Fillings That Look Like Your Teeth

Composite fillings are the most widely used dental filling material nowadays. They’re made of a mixture of glass, quartz, and ceramics in resin. Your dentist may choose a composite filling if the size of your cavity is small to medium, or if your tooth gets a lot of chewing action.

Composite fillings can also be closely matched to your natural tooth color, which makes them ideal for fillings on your front teeth, or anywhere you may not want to see a metal filling.

Advantages:

  • Composite fillings are tooth-colored, they can be closely matched to the color of existing teeth.
  • Spare more of the original tooth during the filling process.

Cons:

  • Composite fillings can stain or discolor over time, just like your teeth.
  • They can wear down quicker and amalgam fillings so may need replacement sooner.

Fillings That Release Fluoride

The newer options for dental fillings include glass ionomers, made of acrylic acids, and fine glass powders.

Pros:

  • Can be colored to blend in with your nearby teeth.
  • They also can be designed to release small amounts of fluoride, which helps prevent decay.

Cons:

  • Can break, so they’re not a good choice for surfaces that do a lot of chewing.

Crowns That Look Like Your Teeth

When you need a crown, inlay, or veneer, the go-to material is typically zirconia, porcelain, ceramic, or another glass-like substance.

Pros:

  • The color closely matches your teeth. These materials hold up for a long time and are very hard.

Cons:

  • You’ll need several visits to your dentist to get a tooth restored with porcelain.
  • Cost more than other options.

Dentists choose porcelain for veneers because it can be formed into thin shells that fit over the surface of your teeth.

 

Metal Amalgam Fillings

Dentists have used amalgam to fill cavities for more than a century. These fillings combine silver, tin, copper, and mercury.

Pros:

  • They’re long-lasting.
  • Relatively inexpensive.

Cons:

  • Amalgam is silver-colored, so other people may see them when you smile.
  • You may be temporarily sensitive to hot or cold after you get a filling.

Your dentist may suggest amalgam if your cavity is in a back molar because it stands up well to chewing.

Gold Crowns, Inlays, and Bridges

Gold fillings are indeed made of gold, combined with other metals.
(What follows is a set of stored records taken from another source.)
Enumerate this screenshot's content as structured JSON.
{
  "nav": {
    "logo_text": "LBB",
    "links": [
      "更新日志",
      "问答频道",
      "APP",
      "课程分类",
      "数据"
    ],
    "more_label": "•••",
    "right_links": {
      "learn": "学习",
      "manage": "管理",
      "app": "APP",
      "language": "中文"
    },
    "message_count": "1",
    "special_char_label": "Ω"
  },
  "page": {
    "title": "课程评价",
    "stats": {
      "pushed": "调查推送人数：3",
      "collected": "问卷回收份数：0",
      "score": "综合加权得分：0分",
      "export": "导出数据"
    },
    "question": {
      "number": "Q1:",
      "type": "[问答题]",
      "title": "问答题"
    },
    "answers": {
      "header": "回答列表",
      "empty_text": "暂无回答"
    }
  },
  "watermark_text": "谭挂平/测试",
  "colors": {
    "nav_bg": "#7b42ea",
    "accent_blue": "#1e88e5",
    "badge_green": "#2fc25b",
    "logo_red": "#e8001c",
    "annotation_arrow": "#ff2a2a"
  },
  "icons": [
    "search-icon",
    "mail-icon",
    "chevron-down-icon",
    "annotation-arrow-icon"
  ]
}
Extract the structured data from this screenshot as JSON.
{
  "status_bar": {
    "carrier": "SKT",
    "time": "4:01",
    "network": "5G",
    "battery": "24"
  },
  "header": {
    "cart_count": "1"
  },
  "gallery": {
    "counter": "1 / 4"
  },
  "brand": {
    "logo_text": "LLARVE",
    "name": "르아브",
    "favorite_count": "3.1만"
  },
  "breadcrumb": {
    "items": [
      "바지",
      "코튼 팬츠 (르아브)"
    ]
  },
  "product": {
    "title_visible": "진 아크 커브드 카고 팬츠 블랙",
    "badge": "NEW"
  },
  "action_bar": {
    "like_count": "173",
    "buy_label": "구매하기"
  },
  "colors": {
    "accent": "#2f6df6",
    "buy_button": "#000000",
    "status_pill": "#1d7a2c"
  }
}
They are typically used for inlays, crowns, and fixed bridges.

Pros:

  • They’re strong and aren’t likely to break down or stain.

Cons:

  • The color won’t match your teeth.
  • Also, it can be relatively expensive.